*Brief*.
Write out the lines below once more, exactly as they appear. Do not include pictures.

*Data for this task*.
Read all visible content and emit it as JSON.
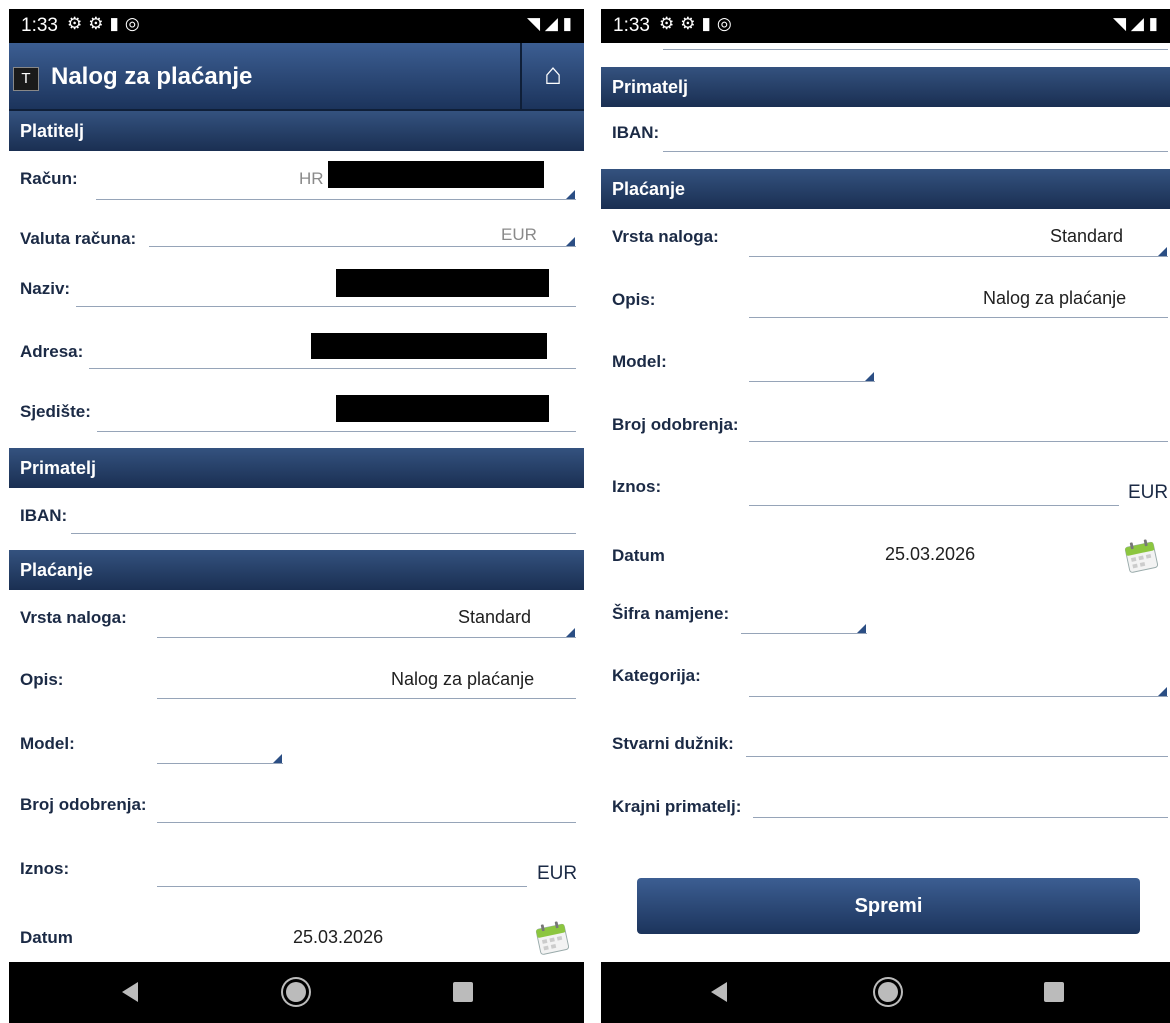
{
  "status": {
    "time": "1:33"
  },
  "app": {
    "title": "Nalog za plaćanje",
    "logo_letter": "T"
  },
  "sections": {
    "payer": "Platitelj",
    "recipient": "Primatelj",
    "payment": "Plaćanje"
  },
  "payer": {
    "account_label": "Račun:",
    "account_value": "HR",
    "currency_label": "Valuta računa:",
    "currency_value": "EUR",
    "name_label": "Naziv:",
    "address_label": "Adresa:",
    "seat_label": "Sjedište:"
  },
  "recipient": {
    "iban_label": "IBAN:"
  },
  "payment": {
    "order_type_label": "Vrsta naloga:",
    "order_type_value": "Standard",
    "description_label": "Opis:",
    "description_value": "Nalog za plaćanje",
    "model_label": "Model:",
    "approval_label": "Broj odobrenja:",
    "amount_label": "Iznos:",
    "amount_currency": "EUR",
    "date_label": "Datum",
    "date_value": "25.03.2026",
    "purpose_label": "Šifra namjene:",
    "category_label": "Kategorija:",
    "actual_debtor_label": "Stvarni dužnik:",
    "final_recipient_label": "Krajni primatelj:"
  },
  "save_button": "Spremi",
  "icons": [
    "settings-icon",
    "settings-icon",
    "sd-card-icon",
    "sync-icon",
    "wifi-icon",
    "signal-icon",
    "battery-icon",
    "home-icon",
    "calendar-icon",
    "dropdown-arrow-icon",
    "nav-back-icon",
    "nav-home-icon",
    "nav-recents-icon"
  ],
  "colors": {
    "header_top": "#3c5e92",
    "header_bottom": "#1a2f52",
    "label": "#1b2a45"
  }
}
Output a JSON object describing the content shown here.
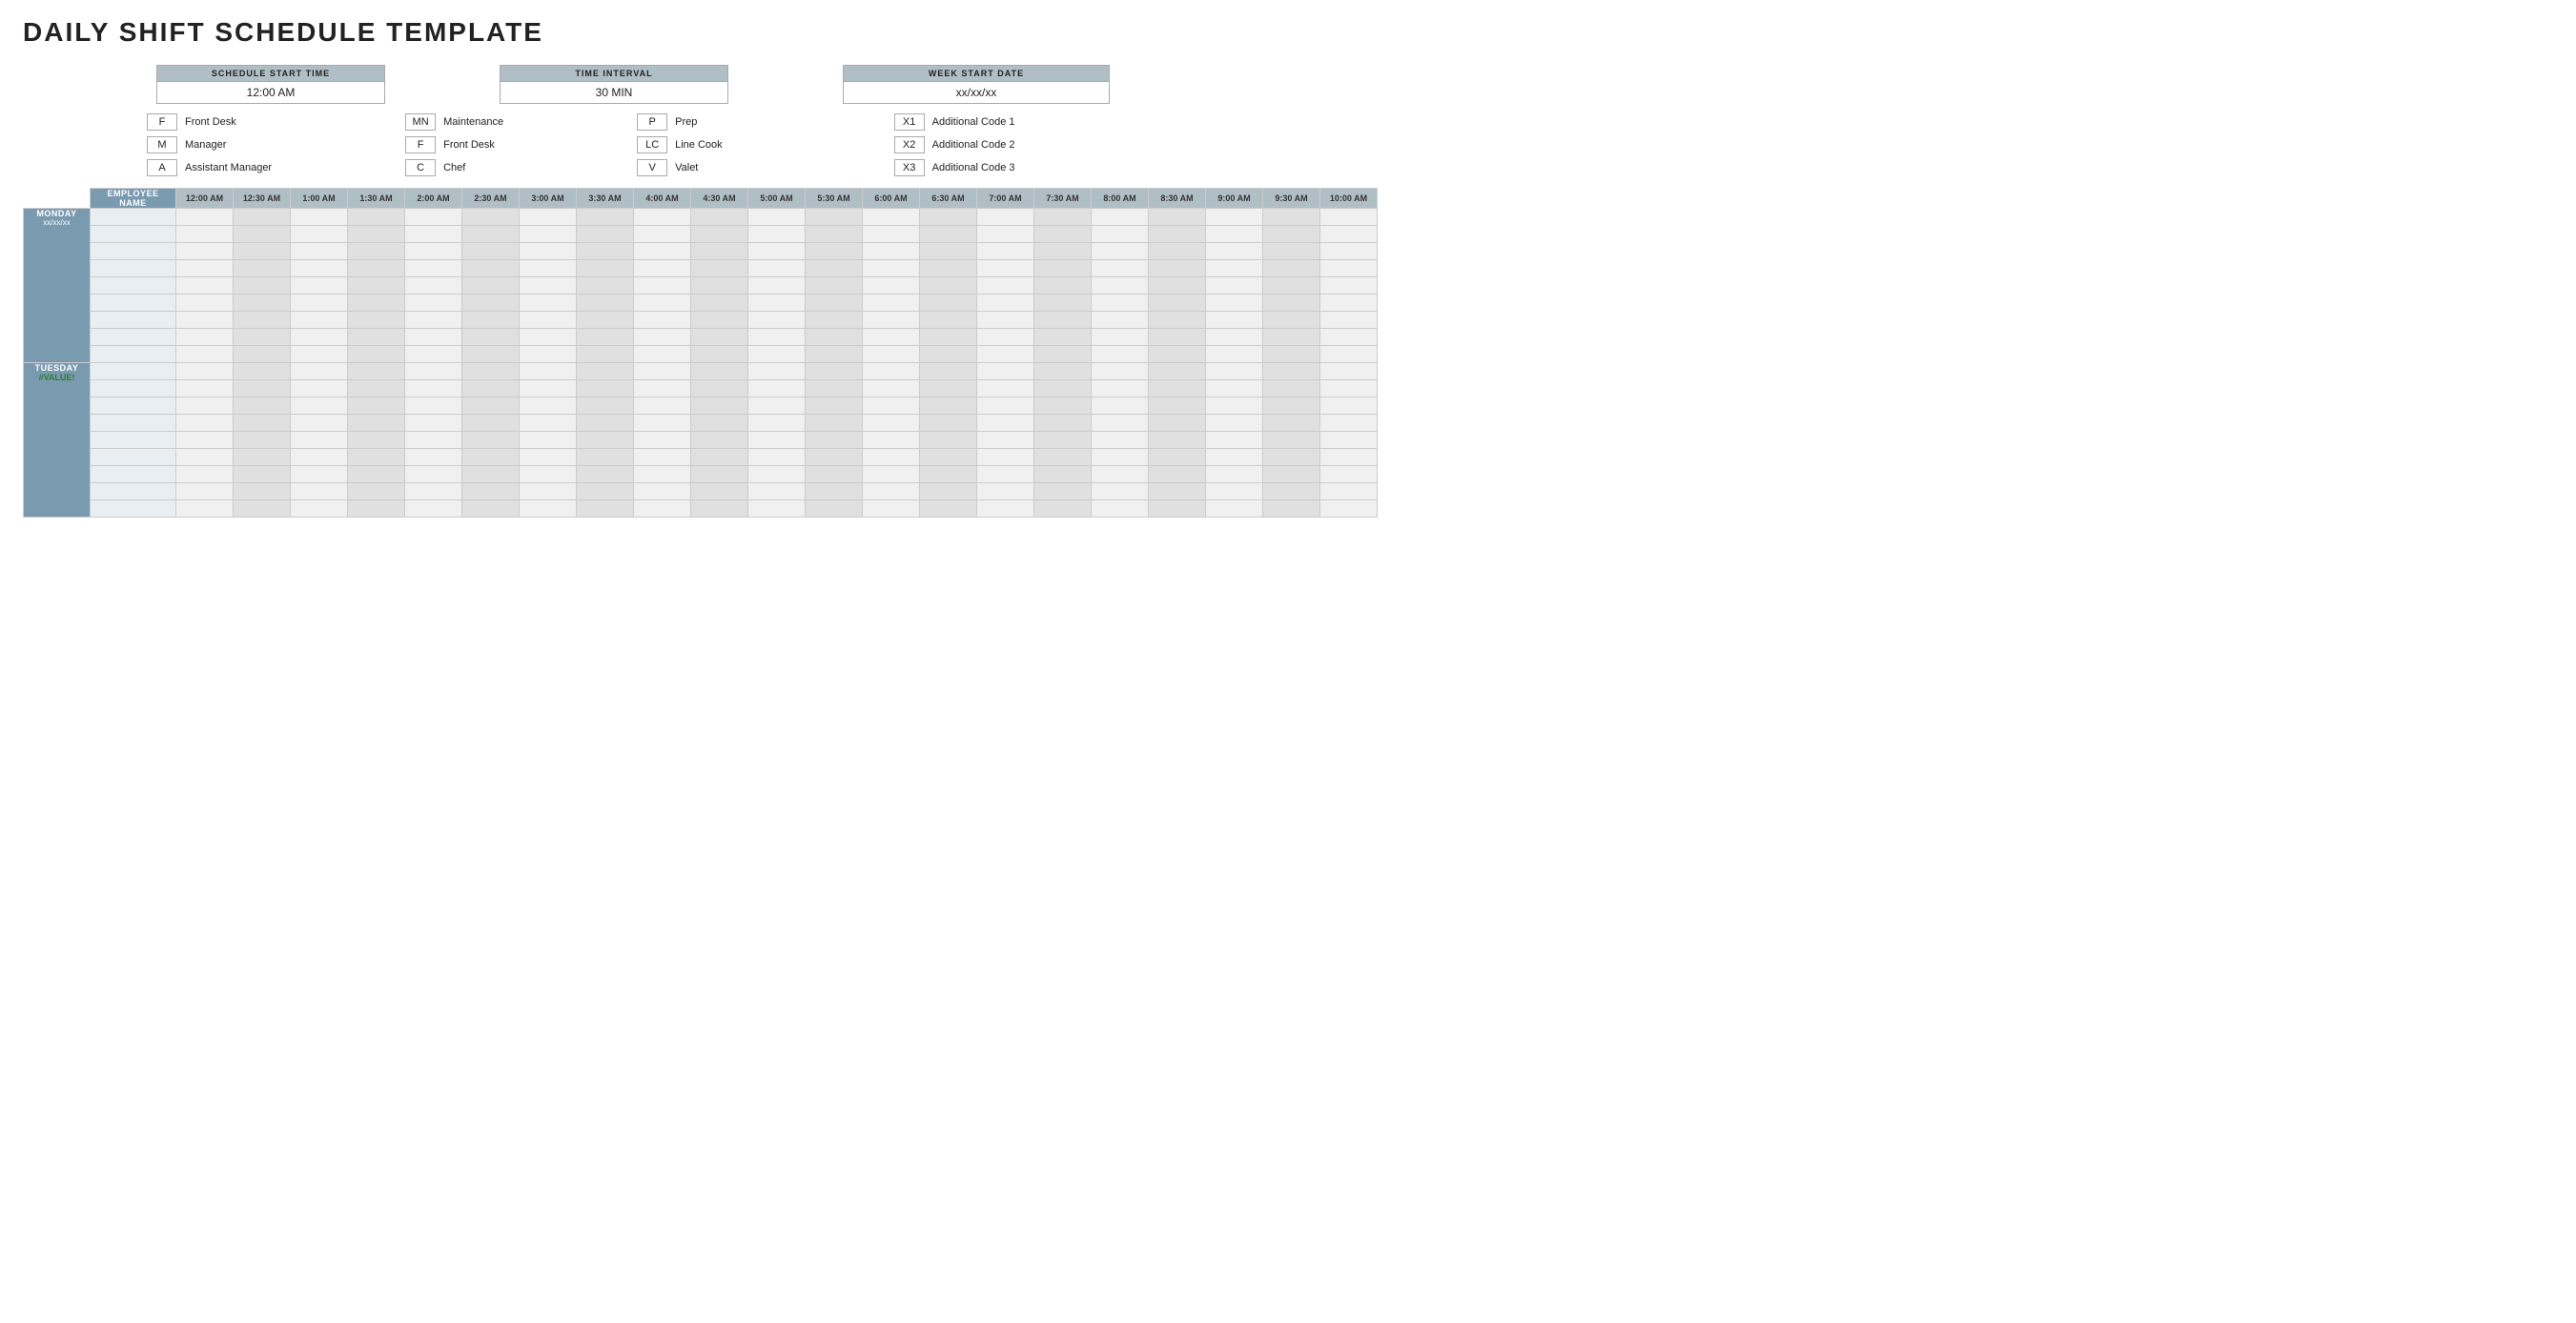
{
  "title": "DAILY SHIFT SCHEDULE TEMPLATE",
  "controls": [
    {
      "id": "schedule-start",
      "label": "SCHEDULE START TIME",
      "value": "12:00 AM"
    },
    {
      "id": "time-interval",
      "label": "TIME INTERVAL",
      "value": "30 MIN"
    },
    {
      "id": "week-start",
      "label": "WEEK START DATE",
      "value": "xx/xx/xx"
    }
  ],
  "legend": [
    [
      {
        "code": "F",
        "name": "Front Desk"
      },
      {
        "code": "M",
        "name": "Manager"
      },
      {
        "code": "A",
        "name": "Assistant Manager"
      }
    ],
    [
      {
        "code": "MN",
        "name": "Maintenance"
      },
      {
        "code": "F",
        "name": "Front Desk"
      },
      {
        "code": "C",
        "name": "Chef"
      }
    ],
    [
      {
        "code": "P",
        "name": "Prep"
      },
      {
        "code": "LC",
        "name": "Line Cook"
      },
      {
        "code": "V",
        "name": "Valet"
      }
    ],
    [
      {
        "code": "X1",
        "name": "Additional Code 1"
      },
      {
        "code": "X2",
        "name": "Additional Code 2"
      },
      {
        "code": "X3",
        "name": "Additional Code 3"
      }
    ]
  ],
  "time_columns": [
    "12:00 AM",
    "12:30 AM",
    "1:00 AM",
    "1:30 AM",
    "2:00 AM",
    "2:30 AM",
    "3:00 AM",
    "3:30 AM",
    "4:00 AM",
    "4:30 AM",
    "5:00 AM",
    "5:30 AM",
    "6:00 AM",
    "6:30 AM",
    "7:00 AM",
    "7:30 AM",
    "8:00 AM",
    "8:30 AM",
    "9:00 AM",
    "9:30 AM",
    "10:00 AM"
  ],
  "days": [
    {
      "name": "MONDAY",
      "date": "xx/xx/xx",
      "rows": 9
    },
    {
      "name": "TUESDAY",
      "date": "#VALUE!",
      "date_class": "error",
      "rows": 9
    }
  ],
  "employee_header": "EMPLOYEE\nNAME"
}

*Written answer*.
Read all visible content and emit it as JSON.
{
  "status": {
    "time": "1:33"
  },
  "app": {
    "title": "Nalog za plaćanje",
    "logo_letter": "T"
  },
  "sections": {
    "payer": "Platitelj",
    "recipient": "Primatelj",
    "payment": "Plaćanje"
  },
  "payer": {
    "account_label": "Račun:",
    "account_value": "HR",
    "currency_label": "Valuta računa:",
    "currency_value": "EUR",
    "name_label": "Naziv:",
    "address_label": "Adresa:",
    "seat_label": "Sjedište:"
  },
  "recipient": {
    "iban_label": "IBAN:"
  },
  "payment": {
    "order_type_label": "Vrsta naloga:",
    "order_type_value": "Standard",
    "description_label": "Opis:",
    "description_value": "Nalog za plaćanje",
    "model_label": "Model:",
    "approval_label": "Broj odobrenja:",
    "amount_label": "Iznos:",
    "amount_currency": "EUR",
    "date_label": "Datum",
    "date_value": "25.03.2026",
    "purpose_label": "Šifra namjene:",
    "category_label": "Kategorija:",
    "actual_debtor_label": "Stvarni dužnik:",
    "final_recipient_label": "Krajni primatelj:"
  },
  "save_button": "Spremi",
  "icons": [
    "settings-icon",
    "settings-icon",
    "sd-card-icon",
    "sync-icon",
    "wifi-icon",
    "signal-icon",
    "battery-icon",
    "home-icon",
    "calendar-icon",
    "dropdown-arrow-icon",
    "nav-back-icon",
    "nav-home-icon",
    "nav-recents-icon"
  ],
  "colors": {
    "header_top": "#3c5e92",
    "header_bottom": "#1a2f52",
    "label": "#1b2a45"
  }
}
Output a JSON object describing the content shown here.
{
  "title": "DAILY SHIFT SCHEDULE TEMPLATE",
  "controls": [
    {
      "id": "schedule-start",
      "label": "SCHEDULE START TIME",
      "value": "12:00 AM"
    },
    {
      "id": "time-interval",
      "label": "TIME INTERVAL",
      "value": "30 MIN"
    },
    {
      "id": "week-start",
      "label": "WEEK START DATE",
      "value": "xx/xx/xx"
    }
  ],
  "legend": [
    [
      {
        "code": "F",
        "name": "Front Desk"
      },
      {
        "code": "M",
        "name": "Manager"
      },
      {
        "code": "A",
        "name": "Assistant Manager"
      }
    ],
    [
      {
        "code": "MN",
        "name": "Maintenance"
      },
      {
        "code": "F",
        "name": "Front Desk"
      },
      {
        "code": "C",
        "name": "Chef"
      }
    ],
    [
      {
        "code": "P",
        "name": "Prep"
      },
      {
        "code": "LC",
        "name": "Line Cook"
      },
      {
        "code": "V",
        "name": "Valet"
      }
    ],
    [
      {
        "code": "X1",
        "name": "Additional Code 1"
      },
      {
        "code": "X2",
        "name": "Additional Code 2"
      },
      {
        "code": "X3",
        "name": "Additional Code 3"
      }
    ]
  ],
  "time_columns": [
    "12:00 AM",
    "12:30 AM",
    "1:00 AM",
    "1:30 AM",
    "2:00 AM",
    "2:30 AM",
    "3:00 AM",
    "3:30 AM",
    "4:00 AM",
    "4:30 AM",
    "5:00 AM",
    "5:30 AM",
    "6:00 AM",
    "6:30 AM",
    "7:00 AM",
    "7:30 AM",
    "8:00 AM",
    "8:30 AM",
    "9:00 AM",
    "9:30 AM",
    "10:00 AM"
  ],
  "days": [
    {
      "name": "MONDAY",
      "date": "xx/xx/xx",
      "rows": 9
    },
    {
      "name": "TUESDAY",
      "date": "#VALUE!",
      "date_class": "error",
      "rows": 9
    }
  ],
  "employee_header": "EMPLOYEE\nNAME"
}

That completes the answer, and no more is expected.